After living in Iraq for ten years and reporting on it for fifteen, I no longer wanted to be part of that cycle. The country with which I had developed a love-hate relationship was destroying me. After the initial years of reconstruction, I had seen and heard too many horrific things from too close up. The glistening sunshine I had become addicted to lost the battle to my depression: I had to leave.”

The passage above is from the prologue of Violence Recycled, the book I wrote about my years of reporting in Iraq. It somehow shows the love-hate relationship I have with the country.

Love and hate

What I love is the resilience of the Iraqis, who always seem to bounce back. What I hate is that there is always something destroying their lives that they need to bounce back from. One of my dearest Iraqi friends, Akram, did it multiple times. Under Saddam he fled from Mosul to Kuwait, then years later from Saddam’s invasion in Kuwait to Baghdad for as an Iraqi he was not welcome anywhere anymore, then during the civil war in Baghdad he had to flee to the Kurdistan Region. Every time he had to restart his life, and readjust to new rules and habits.

What I love about Iraq is the way I felt always welcome; being from the Netherlands of course is in that sense easier than being for instance from Britain or the US: the former colonizer and the former occupier. What I hate at the same time is that what you see is not what you get: hardly anyone will really speak their mind. The Dutch saying that one should not hang out one’s dirty laundry fits Iraqis as a glove.

The Baghdadi gold salesman had coffee brought in for us

I don’t like shopping, but I do like the cosy little shops of Iraq, like the one of the Baghdadi gold salesman in the picture who had coffee brought in for my translator and me. But I hate how difficult it can be to understand what the price of an item should be and how to reach there by haggling. And I still feel uncomfortable when people do it for me, as for a foreigner the price would always be higher than for a local.

What I love is that Iraqis love their country; what I hate is how they neglect it. The Jewish past is now mostly wiped out, even though when the Jews left in the fifties a city like Baghdad was thriving because of its large Jewish community. Cultural heritage is mostly neglected and in shambles, even famous sites like the ancient city or Ur (where Abraham lived) and Babylon. But I love how they share their love for their country with foreigners; when I took a couple of Jewish rabbis around the sites in Kurdistan, they got hugged all the time as the Kurds’ best friends.

While I absolutely hate the Iraqi bureaucracy – and Kurdistan is no better – I love the way the locals always will try to find their way around it. They often succeed. And taught me how to too. I love the way people want to share – the food, the fun, the mood, but hate how difficult it is to say ‘no’ without being impolite.


I love the Iraqi light, and got addicted to it. But I hate the violence, that can raise its nasty head at any time. A man threatening another with a gun. Peaceful demonstrators being bashed for simply raising their voices. And the dark ways of people who use religion to attract followers. Most of all I hate the terror group ISIS and its followers who thought religion gave them the right to kidnap, rape and kill. And plunged our world from sunny and secure suddenly into the darkness of ancient times.

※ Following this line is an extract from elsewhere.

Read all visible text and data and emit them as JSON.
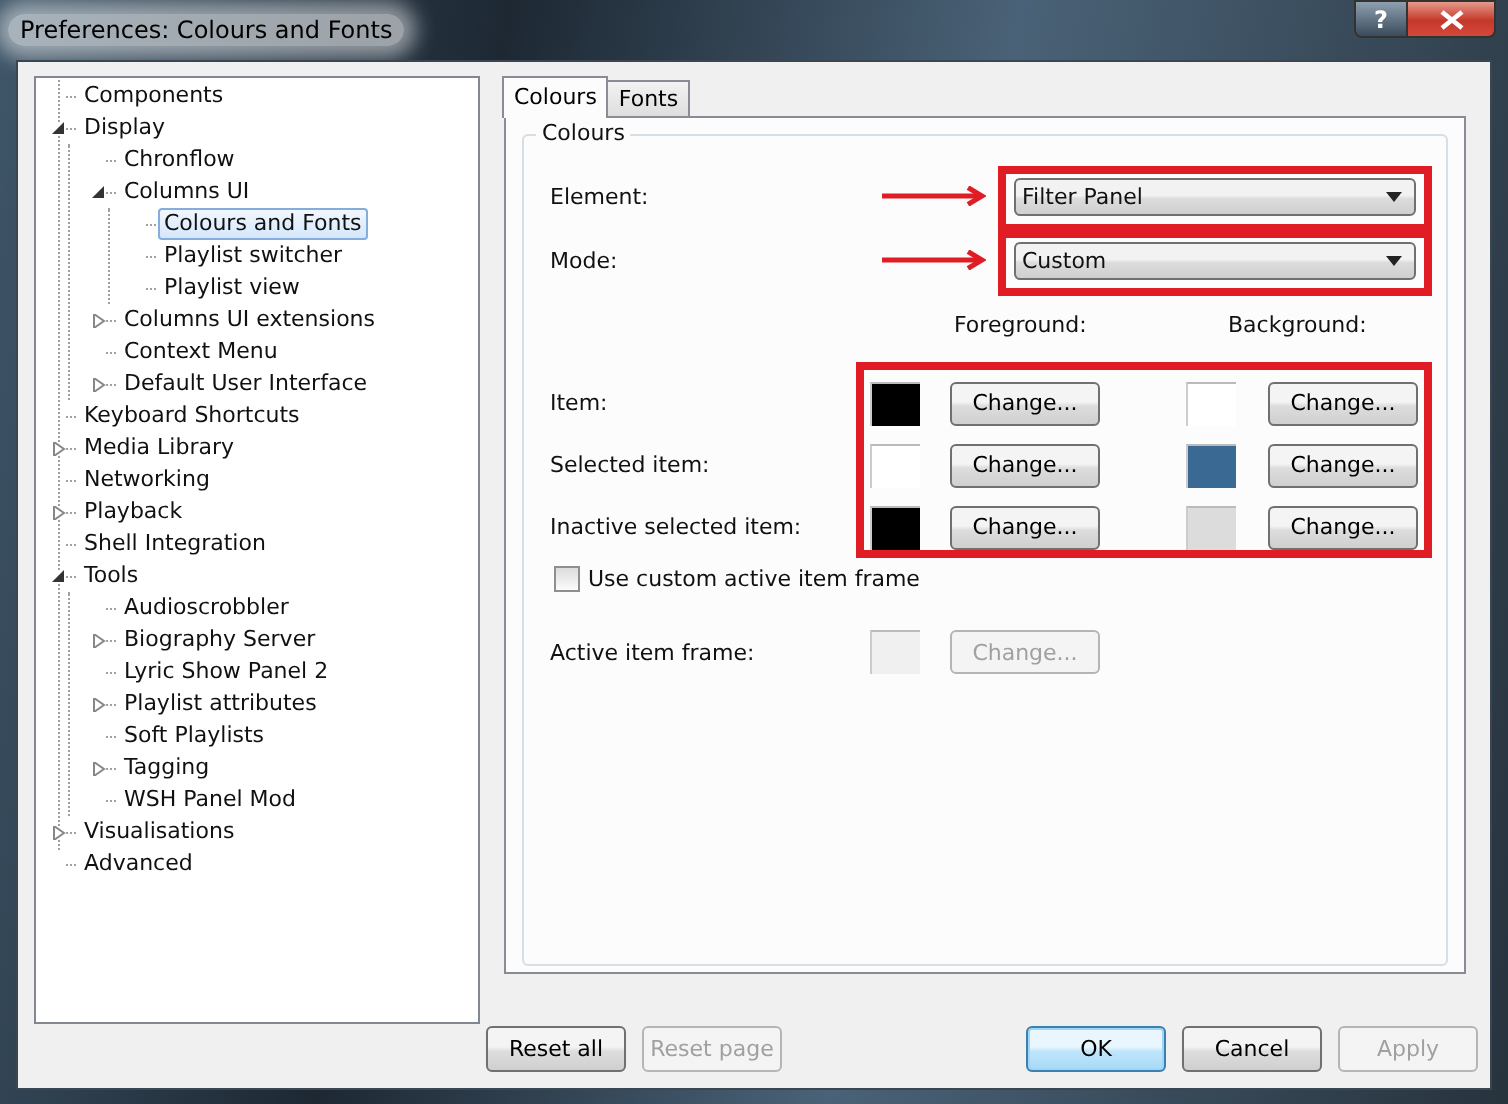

Yet love and hate, good and evil, the stories of Iraq, they are my inspiration.

Iraq got under my skin. And into my novels. I doubt if that will ever change.